The grass is always greener
It seems plastic isn't quite so fantastic north of the border.
Artificial pitches have long been hailed as the answer to Scotland's inevitable fixture pile up triggered by the winter weather that plagues the country, but a new storm has erupted in the wake of the sickening injury Aberdeen's rising star Fraser Fyvie suffered while playing on Alloa Athletic's synthetic surface.
The 17-year-old severed ligaments in his left knee and now faces a gruelling mental and physical struggle to battle back to full fitness. The serious setback has angered his Dons boss Mark McGhee and will no doubt have disappointed many other managers down south - Birmingham City and Blackburn Rovers are among the list of clubs who have already been alerted by Fyvie's rapid rise to the top.

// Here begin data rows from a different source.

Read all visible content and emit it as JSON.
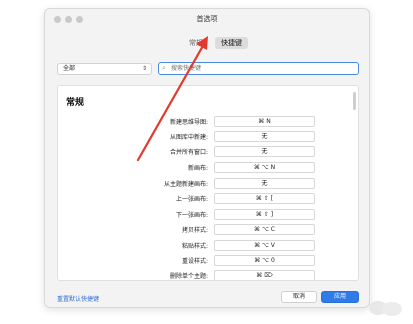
{
  "window": {
    "title": "首选项"
  },
  "tabs": [
    {
      "label": "常规",
      "active": false
    },
    {
      "label": "快捷键",
      "active": true
    }
  ],
  "filter": {
    "selected": "全部",
    "chevron_icon": "up-down-chevron-icon"
  },
  "search": {
    "placeholder": "搜索快捷键",
    "icon": "search-icon"
  },
  "section": {
    "heading": "常规"
  },
  "shortcuts": [
    {
      "label": "新建思维导图:",
      "key": "⌘ N"
    },
    {
      "label": "从图库中新建:",
      "key": "无"
    },
    {
      "label": "合并所有窗口:",
      "key": "无"
    },
    {
      "label": "新画布:",
      "key": "⌘ ⌥ N"
    },
    {
      "label": "从主题新建画布:",
      "key": "无"
    },
    {
      "label": "上一张画布:",
      "key": "⌘ ⇧ ["
    },
    {
      "label": "下一张画布:",
      "key": "⌘ ⇧ ]"
    },
    {
      "label": "拷贝样式:",
      "key": "⌘ ⌥ C"
    },
    {
      "label": "粘贴样式:",
      "key": "⌘ ⌥ V"
    },
    {
      "label": "重设样式:",
      "key": "⌘ ⌥ 0"
    },
    {
      "label": "删除单个主题:",
      "key": "⌘ ⌦"
    }
  ],
  "footer": {
    "reset_label": "重置默认快捷键",
    "cancel_label": "取消",
    "apply_label": "应用"
  },
  "colors": {
    "accent": "#2f7be8",
    "annotation_arrow": "#e23a2e"
  }
}
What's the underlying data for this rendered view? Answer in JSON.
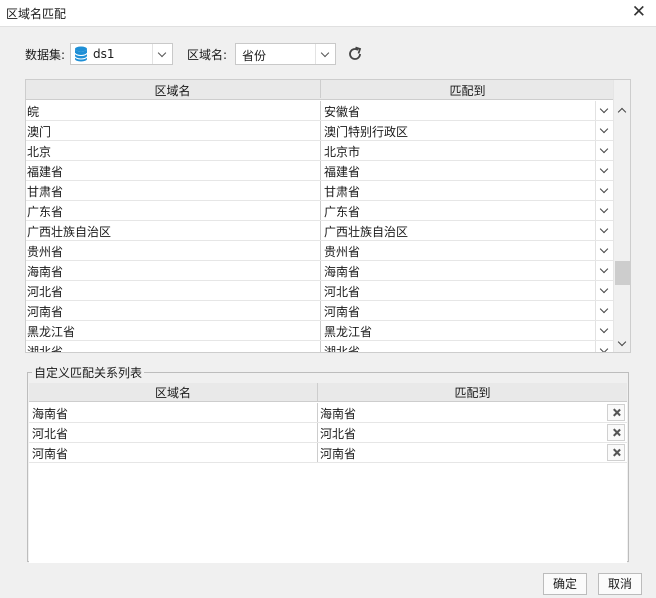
{
  "window": {
    "title": "区域名匹配"
  },
  "toolbar": {
    "dataset_label": "数据集:",
    "dataset_value": "ds1",
    "region_label": "区域名:",
    "region_value": "省份"
  },
  "match_table": {
    "col1": "区域名",
    "col2": "匹配到",
    "rows": [
      {
        "region": "皖",
        "match": "安徽省"
      },
      {
        "region": "澳门",
        "match": "澳门特别行政区"
      },
      {
        "region": "北京",
        "match": "北京市"
      },
      {
        "region": "福建省",
        "match": "福建省"
      },
      {
        "region": "甘肃省",
        "match": "甘肃省"
      },
      {
        "region": "广东省",
        "match": "广东省"
      },
      {
        "region": "广西壮族自治区",
        "match": "广西壮族自治区"
      },
      {
        "region": "贵州省",
        "match": "贵州省"
      },
      {
        "region": "海南省",
        "match": "海南省"
      },
      {
        "region": "河北省",
        "match": "河北省"
      },
      {
        "region": "河南省",
        "match": "河南省"
      },
      {
        "region": "黑龙江省",
        "match": "黑龙江省"
      },
      {
        "region": "湖北省",
        "match": "湖北省"
      }
    ]
  },
  "custom_group": {
    "title": "自定义匹配关系列表",
    "col1": "区域名",
    "col2": "匹配到",
    "rows": [
      {
        "region": "海南省",
        "match": "海南省"
      },
      {
        "region": "河北省",
        "match": "河北省"
      },
      {
        "region": "河南省",
        "match": "河南省"
      }
    ]
  },
  "buttons": {
    "ok": "确定",
    "cancel": "取消"
  },
  "icons": {
    "close": "close-icon",
    "database": "database-icon",
    "refresh": "refresh-icon",
    "delete": "delete-icon"
  },
  "colors": {
    "db_icon": "#1e8fd6"
  }
}
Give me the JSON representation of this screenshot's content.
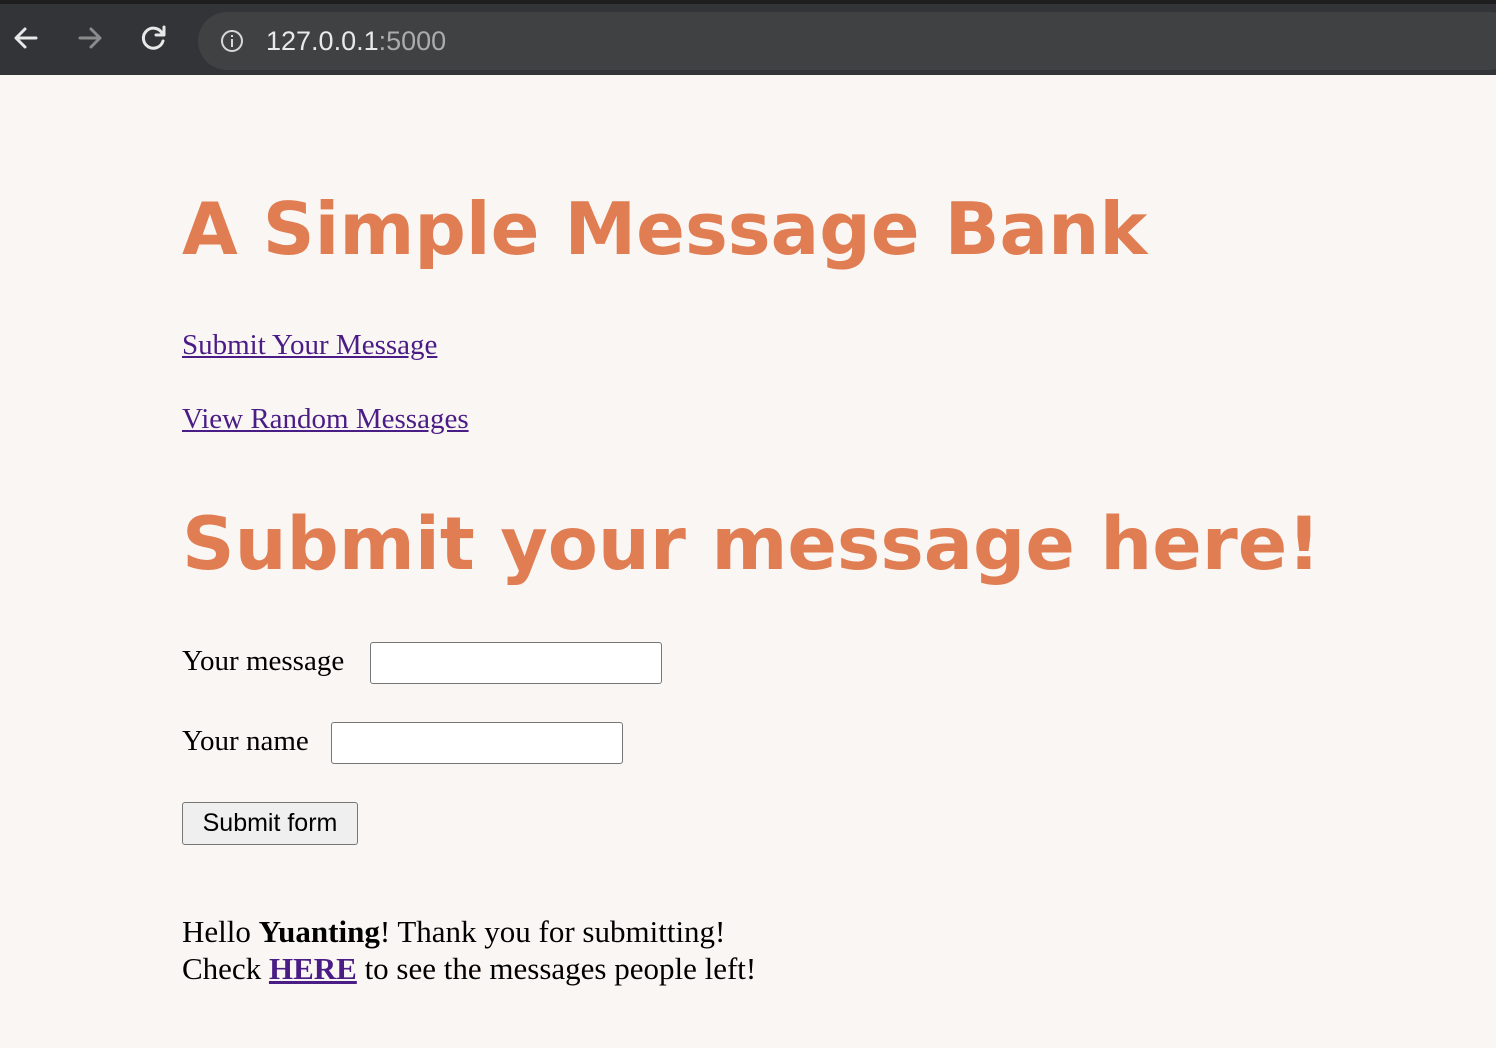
{
  "browser": {
    "url_host": "127.0.0.1",
    "url_port": ":5000",
    "icons": [
      "back-arrow-icon",
      "forward-arrow-icon",
      "reload-icon",
      "info-icon"
    ]
  },
  "page": {
    "title": "A Simple Message Bank",
    "nav_links": {
      "submit": "Submit Your Message",
      "view": "View Random Messages"
    },
    "section_title": "Submit your message here!",
    "form": {
      "message_label": "Your message",
      "message_value": "",
      "name_label": "Your name",
      "name_value": "",
      "submit_label": "Submit form"
    },
    "thanks": {
      "greeting": "Hello ",
      "user_name": "Yuanting",
      "after_name": "! Thank you for submitting!",
      "check": "Check ",
      "here_link": "HERE",
      "after_link": " to see the messages people left!"
    }
  },
  "colors": {
    "heading": "#e07d52",
    "link": "#4a1c86",
    "page_background": "#faf6f3",
    "browser_bar": "#333437"
  }
}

Fyvie's injury took the shine off of Aberdeen's recent 3-0 Scottish League Cup victory over the Second Division side and has sparked yet another debate about artificial pitches.
"It's a real shame, especially as it could have been avoided," McGhee said after the game. "I don't think Fraser would have suffered that injury had we been playing on a normal grass pitch. The synthetic surfaces are great for training purposes, in the sense of passing the ball between each other, but in dynamic movement it's a dangerous surface.
"Fraser is a terrific young player with a very bright future ahead of him and I'm sure he'll return much stronger once he gets through the recovery process. He'll be properly looked after and I intend to give him as much time as possible to make a full recovery. He's a young lad with his whole career in front of him so he has no need to worry.
"But I'm still angry this has happened as he should be looking to build on the impact he made last term and be looking to further establish himself in the team. There's no doubt in my mind he has been a victim because he plays with such power. He's suffered a bad injury which happened as he was forced to change direction very quickly on Alloa's surface. Those types of pitches are simply not conducive to a high-powered change of direction or deceleration."
McGhee's comments have been echoed by many of his peers within the Scottish game. Former Aberdeen striker Noel Whelan also hit out on the subject, saying artificial pitches should be scrapped completely from football.
Understandably, Alloa manager Allan Maitland defended his home turf, claiming the surface had no bearing on Fyvie's injury, but if these pitches are so good then just why haven't any of the leading lights in Europe like Manchester United, Chelsea or Barcelona ever installed them at their stadiums?
UEFA may have given them the green light to be used in certain matches but Europe's governing body ordered Moscow's Luzhniki Stadium artificial pitch to be replaced by a traditional grass one for the 2008 European Champions League final. Granted, the technological advances made recently mean the synthetic surfaces clubs use now are much better than the first generation pitches we saw in the 1980s when Luton, Oldham, Preston and QPR first championed the plastic pitches. The ball was almost uncontrollable while players regularly complained about suffering carpet burns before the English FA eventually banned them in 1988.
Quite clearly, the clubs who played on them on a regular basis were being handed a huge advantage, and Harry Redknapp has also made his feelings clear on the controversial matter. His Tottenham Hotspur side nearly crashed out of the Champions League when they slipped to an early three-goal deficit in their game on Young Boys' plastic playing surface.
"It's not an excuse as to why we struggled away against Young Boys, but I played on Astroturf myself and hated every minute of it," he said. "We've had it at QPR - thankfully we don't have it anymore in England. I don't agree with Astroturf and I don't think Astroturf should be used in a competition like the Champions League."
In more recent history, Dunfermline were chosen by UEFA to pilot the use of synthetic surface when they were still a Scottish Premier League team. The Pars received a cash grant of £130,000 to install a new pitch, but it was quickly ridiculed and didn't last long before the decision was taken to rip it up.
There are of course many counter arguments for the case to continue to persevere with artificial pitches - mainly supported by bureaucrats and money men. They allow games to be played in all conditions and could in the long term prove to be cheaper than continually tending to grass pitches. But for the football purists like McGhee, Whelan and Redknapp, the future is grass.